Depressed elderly men are twice as likely peers who are not depressed to have an emergency hospital admission, according to a study published in the Canadian Medical Association Journal. The authors suggest that depressed patients may not carefully follow treatment plans and that depression may inhibit communication with patients who suffer from acute or chronic illness.
“Even after adjustment for a robust measure of comorbidity … depression was a strong independent risk factor for hospital admission, longer hospital stays and worse hospital outcomes. This suggests that the association between depression and comorbidity, disability and hospital admission is complex and cannot be attributed solely to age, prevalent clinical morbidity, social support, education or smoking,” the authors wrote.
Researchers studied more than 5,400 men aged 69 years and older in their communities in Perth, Western Australia, to reach their findings.
Of the group, 339 (6.3%) had a score of 7 or greater on the Geriatric Depression Scale, which indicates moderate to severe depression.

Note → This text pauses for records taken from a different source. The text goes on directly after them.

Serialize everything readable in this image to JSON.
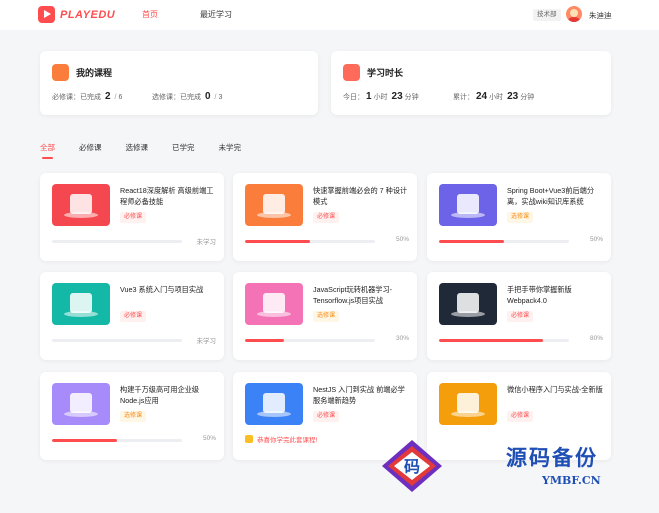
{
  "header": {
    "logo_text": "PLAYEDU",
    "nav": [
      "首页",
      "最近学习"
    ],
    "department": "技术部",
    "username": "朱迪迪"
  },
  "stats": {
    "courses": {
      "title": "我的课程",
      "required_label": "必修课：已完成",
      "required_done": "2",
      "required_total": "6",
      "elective_label": "选修课：已完成",
      "elective_done": "0",
      "elective_total": "3",
      "sep": "/"
    },
    "time": {
      "title": "学习时长",
      "today_label": "今日：",
      "today_hours": "1",
      "today_minutes": "23",
      "total_label": "累计：",
      "total_hours": "24",
      "total_minutes": "23",
      "hour_unit": "小时",
      "minute_unit": "分钟"
    }
  },
  "filters": [
    "全部",
    "必修课",
    "选修课",
    "已学完",
    "未学完"
  ],
  "courses": [
    {
      "title": "React18深度解析 高级前端工程师必备技能",
      "tag": "必修课",
      "progress": 0,
      "status": "未学习",
      "color": "#f5474f"
    },
    {
      "title": "快速掌握前端必会的 7 种设计模式",
      "tag": "必修课",
      "progress": 50,
      "status": "50%",
      "color": "#fb7d3c"
    },
    {
      "title": "Spring Boot+Vue3前后端分离，实战wiki知识库系统",
      "tag": "选修课",
      "progress": 50,
      "status": "50%",
      "color": "#6c63e8"
    },
    {
      "title": "Vue3 系统入门与项目实战",
      "tag": "必修课",
      "progress": 0,
      "status": "未学习",
      "color": "#14b8a6"
    },
    {
      "title": "JavaScript玩转机器学习-Tensorflow.js项目实战",
      "tag": "选修课",
      "progress": 30,
      "status": "30%",
      "color": "#f472b6"
    },
    {
      "title": "手把手带你掌握新版Webpack4.0",
      "tag": "必修课",
      "progress": 80,
      "status": "80%",
      "color": "#1f2937"
    },
    {
      "title": "构建千万级高可用企业级Node.js应用",
      "tag": "选修课",
      "progress": 50,
      "status": "50%",
      "color": "#a78bfa"
    },
    {
      "title": "NestJS 入门到实战 前端必学服务端新趋势",
      "tag": "必修课",
      "progress": 100,
      "status": "恭喜你学完此套课程!",
      "color": "#3b82f6"
    },
    {
      "title": "微信小程序入门与实战-全新版",
      "tag": "必修课",
      "progress": 0,
      "status": "",
      "color": "#f59e0b"
    }
  ],
  "watermark": {
    "glyph": "码",
    "text": "源码备份",
    "url": "YMBF.CN"
  },
  "colors": {
    "accent": "#ff4d4f",
    "elective": "#fa8c16"
  }
}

Forty-five percent of that group had at least one emergency admission to hospital, compared with 23% of the non-depressed men (1,164 of 5,072).